Bottomly D, Walter NA, Hunter JE, Darakjian P, Kawane S, Buck KJ, Searles RP, Mooney M, McWeeney SK, Hitzemann R (2011) Evaluating gene expression in C57BL/6J and DBA/2J mouse striatum using RNA-seq and microarrays. PLoS One Mar 24; 6(3):e17820.

Chen G and Buck KJ (2010) Rostroventral caudate putamen involvement in ethanol withdrawal is influenced by a chromosome 4 locus. Genes Brain and Behavior. 9:768-776.

Ehlers CL, Walter NAR, Dick D, Buck KJ, Crabbe JC (2010). A comparison of selected quantitative trait loci associated with alcohol use phenotypes in humans and mouse models. Addiction Biology. 15: 185-199.

Chen G, Reilly M, Kozell L, Hitzemann R, Buck KJ (2009). Chronic alcohol withdrawal severity is associated with neuronal activation of limbic and basal ganglia circuitry in mice. Alcohol 43:411-20.

Kozell LB, Walter NAR, Milner LC, Wickman K, Buck KJ (2009). Mapping a barbiturate withdrawal locus to a 0.44Mb interval and analysis of a novel null mutant identifies a role for Kcnj9 (GIRK3) in withdrawal from pentobarbital, zolpidem, and ethanol. Journal of Neuroscience. 29:11662-11673.


  • B.S. (1984) University of Minnesota
  • Ph.D. (1990) Colorado Health Sciences Center
  • Postdoctoral fellow (1990-91) Colorado Health Sciences Center (with Dr.  James Sikela)
  • Postdoctoral fellow (1991-94) Vollum Institute (with Drs. Oliver Civelli and Susan Amara, Howard Hughes Investigator)


  • 1995-2002. Assistant Professor, Medical Psychology/Behavioral Neuroscience, OHSU
  • 2002-2008. Associate Professor, Behavioral Neuroscience, OHSU, Portland, OR
  • 2002-present. VA Scientist, VAMC-Portland, OR
  • 2008-present.

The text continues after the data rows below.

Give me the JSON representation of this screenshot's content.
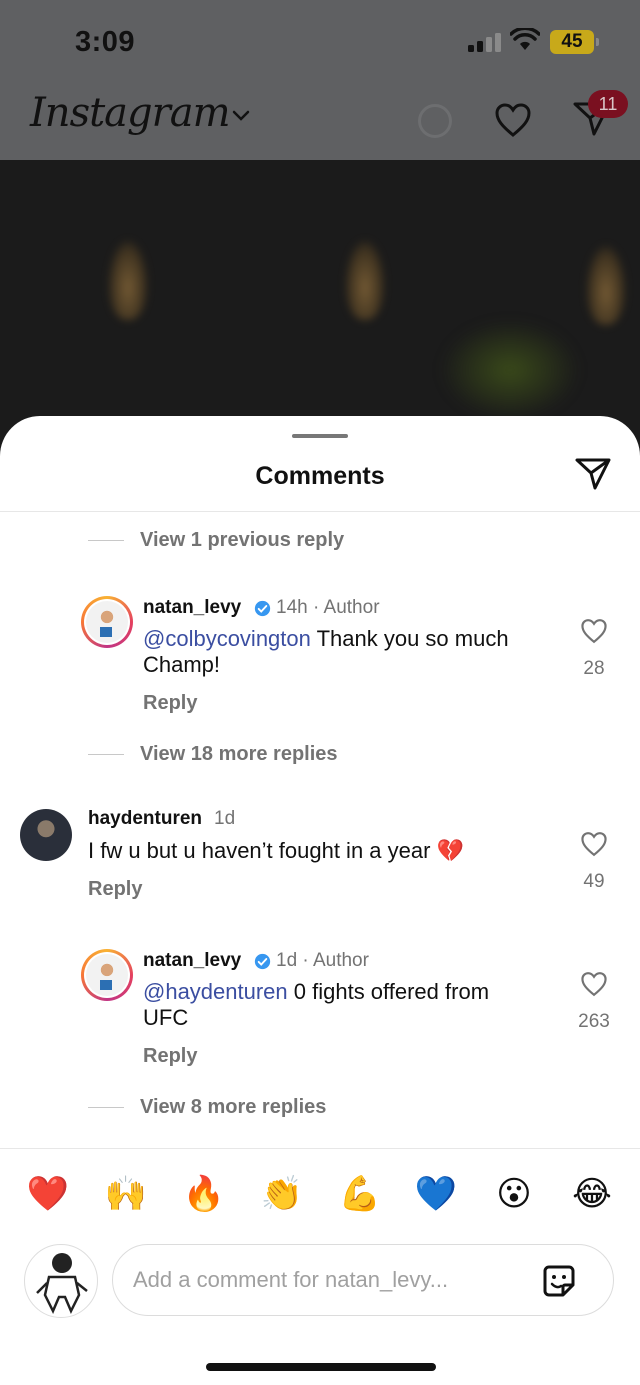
{
  "status_bar": {
    "time": "3:09",
    "battery": "45"
  },
  "header": {
    "logo": "Instagram",
    "dm_badge": "11"
  },
  "sheet": {
    "title": "Comments",
    "view_previous": "View 1 previous reply"
  },
  "comments": [
    {
      "username": "natan_levy",
      "verified": true,
      "meta": "14h · Author",
      "mention": "@colbycovington",
      "text_line1": " Thank you so much",
      "text_line2": "Champ!",
      "reply": "Reply",
      "likes": "28",
      "view_more": "View 18 more replies"
    },
    {
      "username": "haydenturen",
      "meta": "1d",
      "text": "I fw u but u haven’t fought in a year 💔",
      "reply": "Reply",
      "likes": "49"
    },
    {
      "username": "natan_levy",
      "verified": true,
      "meta": "1d · Author",
      "mention": "@haydenturen",
      "text_line1": " 0 fights offered from",
      "text_line2": "UFC",
      "reply": "Reply",
      "likes": "263",
      "view_more": "View 8 more replies"
    }
  ],
  "emoji_bar": [
    "❤️",
    "🙌",
    "🔥",
    "👏",
    "💪",
    "💙",
    "😮",
    "😂"
  ],
  "composer": {
    "placeholder": "Add a comment for natan_levy..."
  },
  "icons": {
    "heart": "heart-icon",
    "direct": "paper-plane-icon",
    "sticker": "sticker-icon",
    "verified": "verified-badge-icon"
  },
  "colors": {
    "mention": "#3b4ea1",
    "verified": "#3797f0",
    "badge": "#7a1020"
  }
}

Professor, Behavioral Neuroscience, OHSU, Portland, OR

Non-Academic Interests

Kayaking, biking, gardening, standup comedy, mysteries, soccer mom